“The system is failing us, I don’t know what to do,” said Stander’s wife, Cherise.
“From what I know the State has a strong case. It has been six months, they should have had enough time. I am very worried that the case will get thrown out.”
Stander was killed when he collided with a taxi, allegedly driven by 24-year-old Njabulo Nyawose, while cycling in Shelly Beach in January. He died on impact.

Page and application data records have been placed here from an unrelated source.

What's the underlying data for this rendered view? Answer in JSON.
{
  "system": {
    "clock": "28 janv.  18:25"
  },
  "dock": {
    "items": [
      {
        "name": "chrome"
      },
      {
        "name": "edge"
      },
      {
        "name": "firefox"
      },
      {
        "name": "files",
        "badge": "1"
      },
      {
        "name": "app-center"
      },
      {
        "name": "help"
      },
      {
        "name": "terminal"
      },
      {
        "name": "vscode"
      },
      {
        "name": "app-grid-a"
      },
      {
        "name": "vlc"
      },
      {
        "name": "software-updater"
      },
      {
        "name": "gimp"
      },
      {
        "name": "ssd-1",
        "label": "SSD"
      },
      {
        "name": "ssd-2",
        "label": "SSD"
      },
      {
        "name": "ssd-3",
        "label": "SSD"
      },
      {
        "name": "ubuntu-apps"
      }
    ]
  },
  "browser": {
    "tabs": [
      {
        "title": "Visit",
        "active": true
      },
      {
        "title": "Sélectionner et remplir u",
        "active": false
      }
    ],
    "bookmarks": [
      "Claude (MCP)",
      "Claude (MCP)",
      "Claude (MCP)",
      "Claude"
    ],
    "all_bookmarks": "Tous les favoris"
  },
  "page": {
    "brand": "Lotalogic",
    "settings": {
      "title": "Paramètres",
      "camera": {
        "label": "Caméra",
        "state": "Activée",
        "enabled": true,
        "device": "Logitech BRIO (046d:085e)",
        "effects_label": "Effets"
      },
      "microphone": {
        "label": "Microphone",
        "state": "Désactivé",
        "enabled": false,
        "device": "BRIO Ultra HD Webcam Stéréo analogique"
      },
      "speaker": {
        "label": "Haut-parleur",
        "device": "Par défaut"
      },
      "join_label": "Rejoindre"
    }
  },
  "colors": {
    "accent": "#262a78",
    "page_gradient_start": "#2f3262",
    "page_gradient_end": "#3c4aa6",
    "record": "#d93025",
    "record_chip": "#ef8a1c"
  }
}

Nyawose was subsequently arrested and charged with culpable homicide.
When Nyawose appeared in the Port Shepstone Magistrate’s Court on Tuesday, public prosecutor Nozipho Maseko asked for the case to be remanded for three weeks as they had not reached a decision on whether to prosecute Nyawose.

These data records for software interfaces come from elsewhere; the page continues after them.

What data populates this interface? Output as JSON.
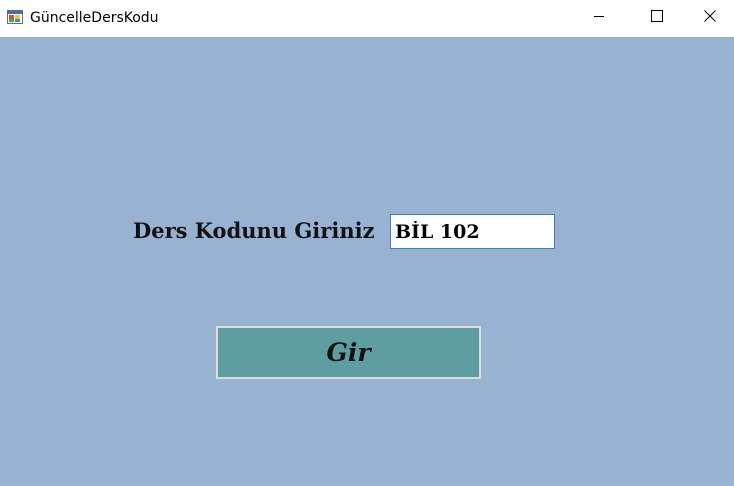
{
  "window": {
    "title": "GüncelleDersKodu",
    "icon": "windows-form-icon",
    "controls": {
      "minimize_icon": "minimize-icon",
      "maximize_icon": "maximize-icon",
      "close_icon": "close-icon"
    }
  },
  "form": {
    "prompt_label": "Ders Kodunu Giriniz",
    "code_input": {
      "value": "BİL 102",
      "placeholder": ""
    },
    "submit_label": "Gir"
  },
  "colors": {
    "client_background": "#98b3d1",
    "button_background": "#5f9ea0",
    "input_border": "#3c7fc4",
    "titlebar_background": "#ffffff"
  }
}
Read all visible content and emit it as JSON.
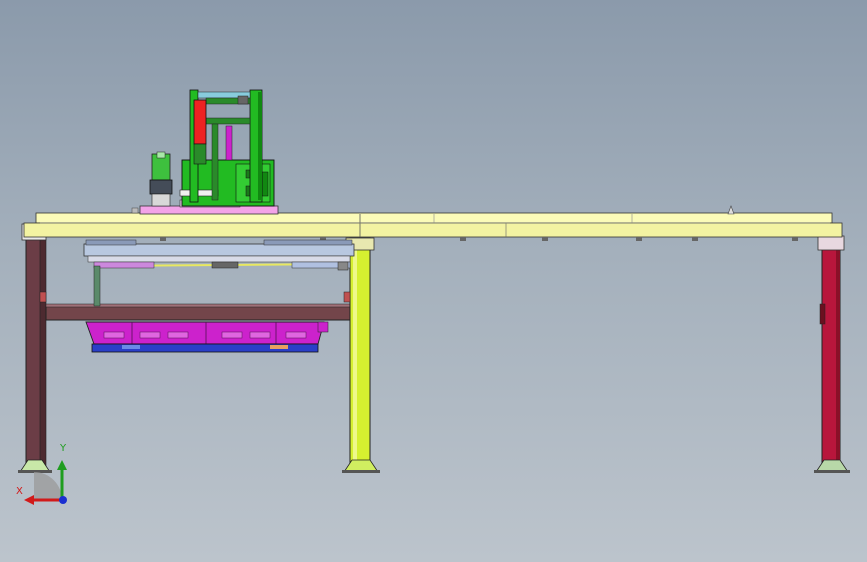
{
  "view": {
    "background_top": "#8b9aab",
    "background_bottom": "#bcc4cc"
  },
  "triad": {
    "x_label": "X",
    "y_label": "Y",
    "x_color": "#d11a1a",
    "y_color": "#1f9d1f",
    "z_color": "#1a2fd1"
  },
  "parts": {
    "left_leg": "#6b3d46",
    "middle_leg": "#d6f030",
    "right_leg": "#b8163c",
    "table_top": "#fbfbb8",
    "table_front": "#f3f3a2",
    "cross_beam": "#73454a",
    "hopper": "#cc22cc",
    "tray": "#2a3fc8",
    "frame_green": "#22bb22",
    "cylinder": "#ee2222",
    "carriage": "#f3a3e8"
  }
}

Magistrate Piet Coetzee refused, saying it had already been delayed three times.
Cherise was not present and only heard about the charges being dropped when she was contacted by The Mercury.
“I thought about going, but to sit there and face the accused, I don’t know what I would do,” she said, adding that no one from the prosecutor’s office had been in touch with her or any other members of Stander’s family regarding the case.
“Someone must be held accountable for Burry’s death. It is not only about Burry, it is that an innocent life was taken and we expected a fair trial.”
Stander’s brother, Duane, said there was no accountability when lives were lost on the roads and the prolonging of his brother’s case sent out the wrong message to errant drivers.
“People drive however they want on our roads. Someone lost their life and no one is being held responsible.”
Duane said his family had always seen Stander’s accident as a “clear cut case” and Tuesday’s news was a shock.
“Justice is not going to be served. It is disappointing and sad.”
Nyawose first appeared in court on January 7 and was released on a warning with the case postponed for further investigation.
He appeared next in March when it was again postponed. At the time this was marked as the final postponement. However, when Nyawose again appeared, in May, the Director of Public Prosecutions (DPP) requested another postponement for a decision to be taken on whether or not to prosecute him.
When Nyawose appeared on Tuesday Maseko told the court that the DPP had still not reached a decision and again requested a postponement.
“What is the reason for the delay?” Coetzee asked, but Maseko did not have details.
Nyawose’s lawyer, Xolile Ntshulana, objected that it prejudiced his client to repeatedly arrange and pay for legal representation.
Coetzee agreed and refused the request to postpone. He warned though that Nyawose was not acquitted and should the DPP decide to prosecute he could be subpoenaed later.
DPP spokeswoman Natasha Ramkisson said:
“A decision could not be made in the allocated time frame.”
Accident reconstruction specialist Craig Proctor Parker said there was no reason why the case should not go ahead.
“The longer you leave it, the harder it will be. The State has a strong case, but it is not clear cut. There might be a glitch, perhaps a witness is unavailable.”
Stander finished fifth in the men’s mountain bike event at last year’s London Olympic Games, and was the first South African to win the Cape Epic, which he did in 2011 with Swiss partner Christopher Sauser.